As the use of object-oriented programing grew in popularity in the 1980s and 1990s, object databases emerged as mechanisms to persist their programming objects and still remain popular datastores for multiple types of data. This was a precursor to an entire genre of datastores whose method of data storage and retrieval didn’t rely on the traditional tabular model of relational databases, but new structures such as key-value pairs, wide column stores, graphs, and documents of various encoding types (e.g. JSON). At this point, Dr. Codd’s relational model and SQL had become so pervasive, this new genre of datastores began to be simply identified in the industry as NoSQL databases.
Due to the sheer magnitude of people skilled in Dr. Codd’s relational model and subsequent SQL language, many data-related offerings that aren’t typically viewed as databases have now created and adopted an SQL interface to make these new technologies usable to the broadest base of users. One recent example is KSQL, the effort to position SQL as an interface to the popular open-source Apache Kafka distributed streaming platform. Another example is the growing number of SQL interface engines built to give clients access and ability to process popular cloud object service offerings (IBM’s SQL Query, open source Presto project, etc.). Big Data vendors have also looked to ease the burden of users understanding complex parallel processing and MapReduce concepts by adopting SQL interfaces on top of popular Data Warehousing offerings (IBM’s BigSQL, Apache Hive project, etc.). It has even been adopted by popular data manipulation software like Microsoft Excel to give users additional options for complex processing of spreadsheet data.
From the invention of the disk drive in the 1950s to the DB2 franchise launched in the early 1980s to the leading SQL and NoSQL offerings we provide in the IBM Cloud today, IBM has a rich heritage in driving innovation in the space of data services and bringing best of breed data technologies to our clients. Dr. Codd’s relational data model and the resulting technologies within which it has been leveraged have fundamentally changed how the world has organized and accessed data for the last fifty years. Fiftieth wedding anniversaries are called Golden Anniversaries. Fiftieth birthday celebrations are sometimes referred to as the Golden Jubilee. This month, at IBM, we recognize and celebrate Dr. Codd’s Relational Model’s Golden Anniversary, the impact it has had over the past 50 years, as well as what the next five decades may look like.
Also today, IBM has unveiled updates to IBM Cloudant database to more closely align the serverless database with the strengths of the IBM public cloud. With greater scalability, control and security and open design, clients will be able to access to the cloud-native design they are used to with Cloudant, while retaining the mission-critical benefits of traditional relational database. For more information on the Cloudant database, please see a blog here.

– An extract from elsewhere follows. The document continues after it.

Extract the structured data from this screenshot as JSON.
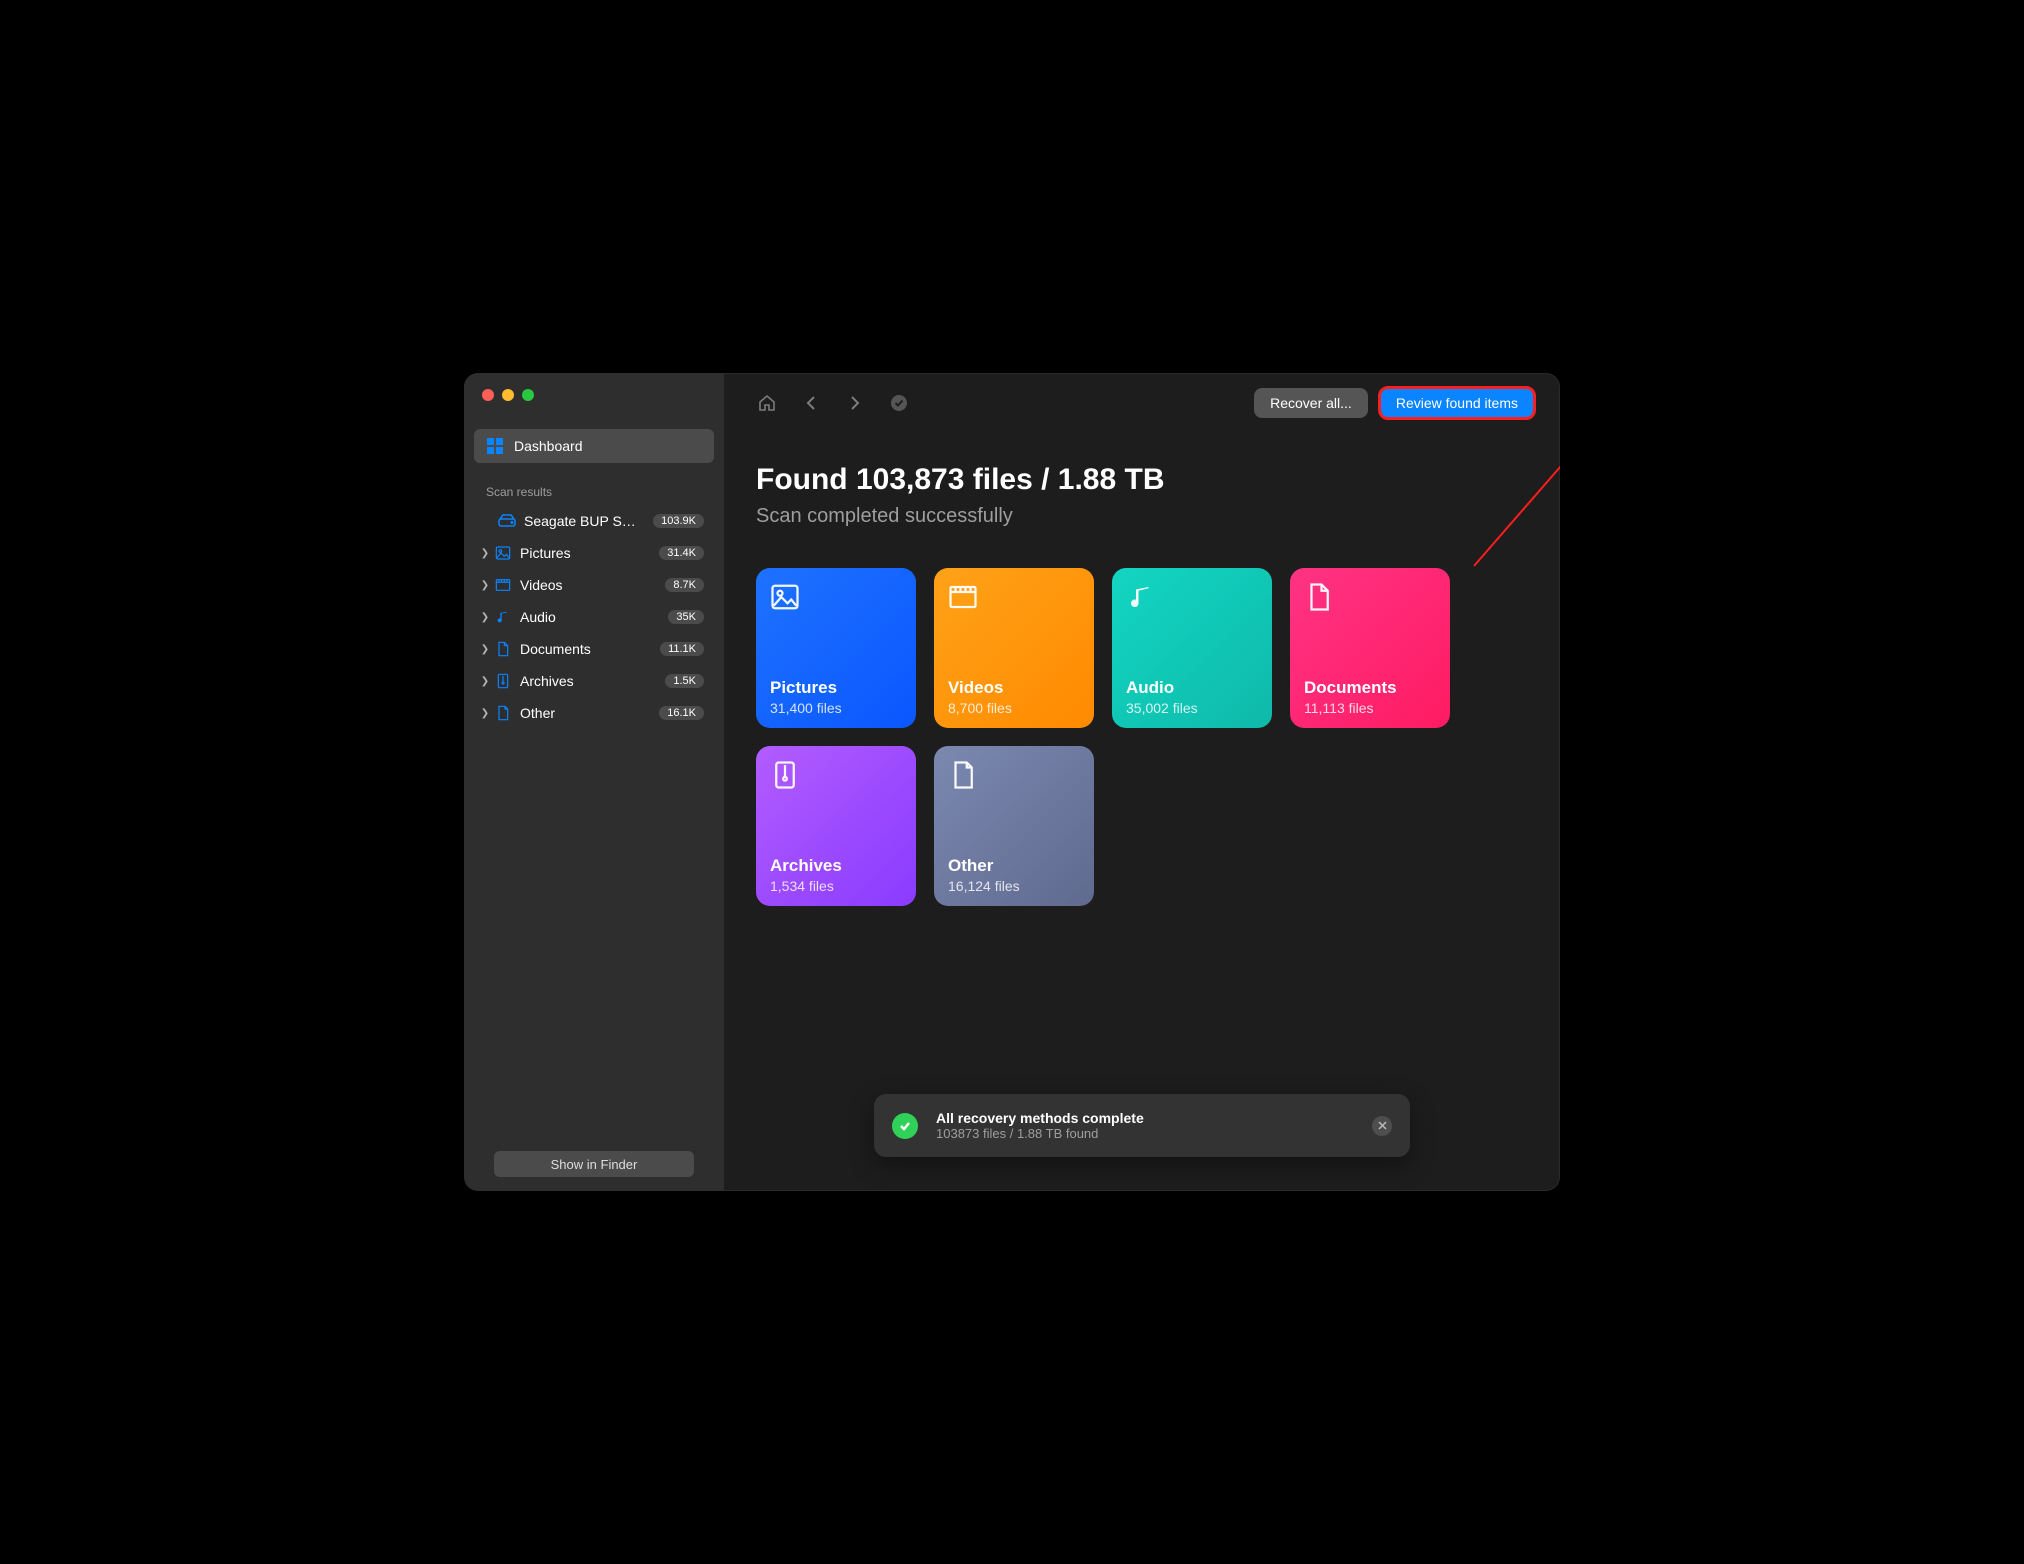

For a look at advancements and innovation that IBM is driving across data, check out the below blogs from IBM Research, Data and AI, Cloud, and Systems:
Codd, E.F., A relational model of data for large shared data banks, Communications of the ACM, Vol. 13, No.6., June 1970. https://doi.org/10.1145/362384.362685